At the start of 1920, Cleveland, Ohio, had a technological cutting edge that was supported by its overlapping networks of financiers and investors. However, during the Great Depression, the region’s position slipped both in absolute terms and relative to the middle Atlantic region of the United States. This project explains this decline through analysis of data on individual inventors, innovative firms, and financial institutions in the Cleveland area. Much of the previous study of innovative regions has been based on observation of one case—Silicon Valley. The study of Cleveland tests some influential hypotheses that have grown out of that literature and determines whether they can be generalized beyond northern California. Further research and the datasets can be used to investigate alternative explanations, including industry life cycle models, changes in firm organization and market structure, and shocks to the financial system.
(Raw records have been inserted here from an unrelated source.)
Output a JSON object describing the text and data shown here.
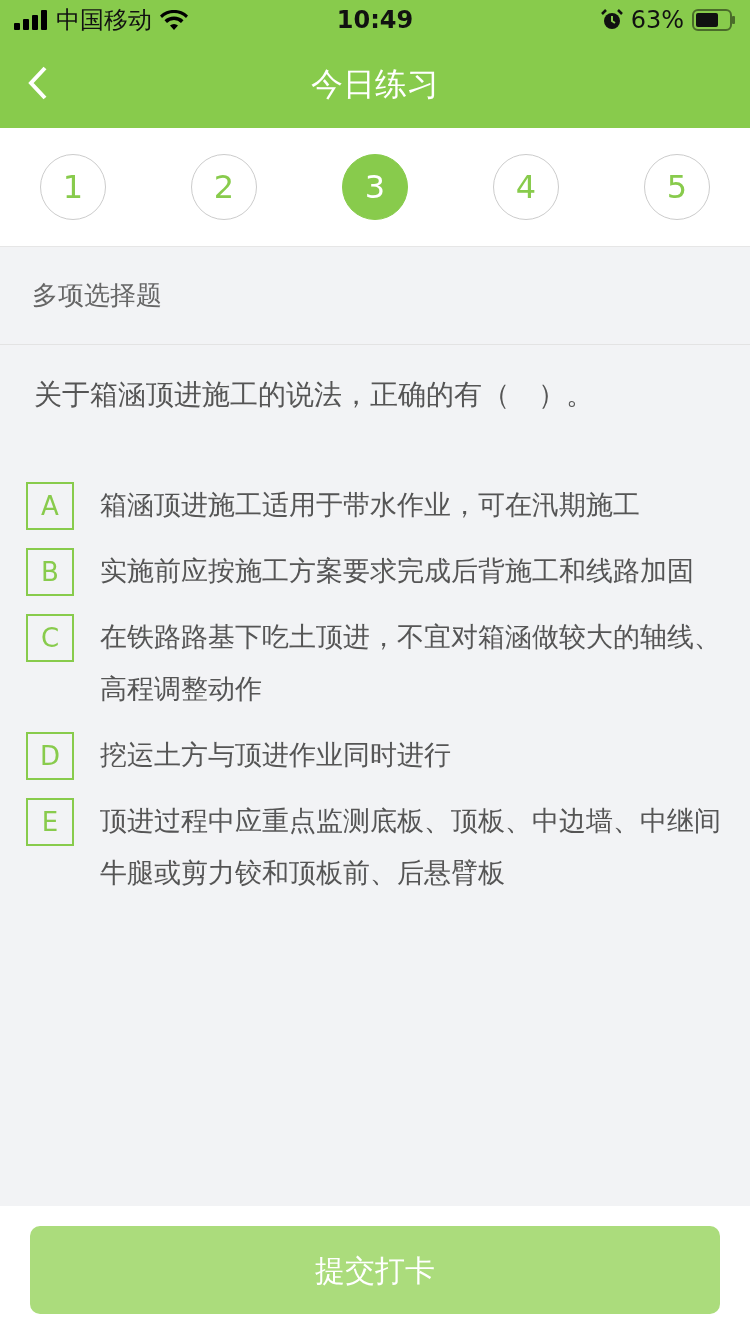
{
  "status_bar": {
    "carrier": "中国移动",
    "time": "10:49",
    "battery": "63%"
  },
  "nav": {
    "title": "今日练习"
  },
  "question_tabs": [
    {
      "label": "1",
      "selected": false
    },
    {
      "label": "2",
      "selected": false
    },
    {
      "label": "3",
      "selected": true
    },
    {
      "label": "4",
      "selected": false
    },
    {
      "label": "5",
      "selected": false
    }
  ],
  "question_type": "多项选择题",
  "question": "关于箱涵顶进施工的说法，正确的有（　）。",
  "options": [
    {
      "letter": "A",
      "text": "箱涵顶进施工适用于带水作业，可在汛期施工",
      "selected": false
    },
    {
      "letter": "B",
      "text": "实施前应按施工方案要求完成后背施工和线路加固",
      "selected": false
    },
    {
      "letter": "C",
      "text": "在铁路路基下吃土顶进，不宜对箱涵做较大的轴线、高程调整动作",
      "selected": false
    },
    {
      "letter": "D",
      "text": "挖运土方与顶进作业同时进行",
      "selected": false
    },
    {
      "letter": "E",
      "text": "顶进过程中应重点监测底板、顶板、中边墙、中继间牛腿或剪力铰和顶板前、后悬臂板",
      "selected": false
    }
  ],
  "submit_button": {
    "label": "提交打卡",
    "disabled": true
  }
}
Long Term Costs of Macroeconomic Instability: The Destruction of Innovative Networks in Cleveland, Ohio, 1920-1940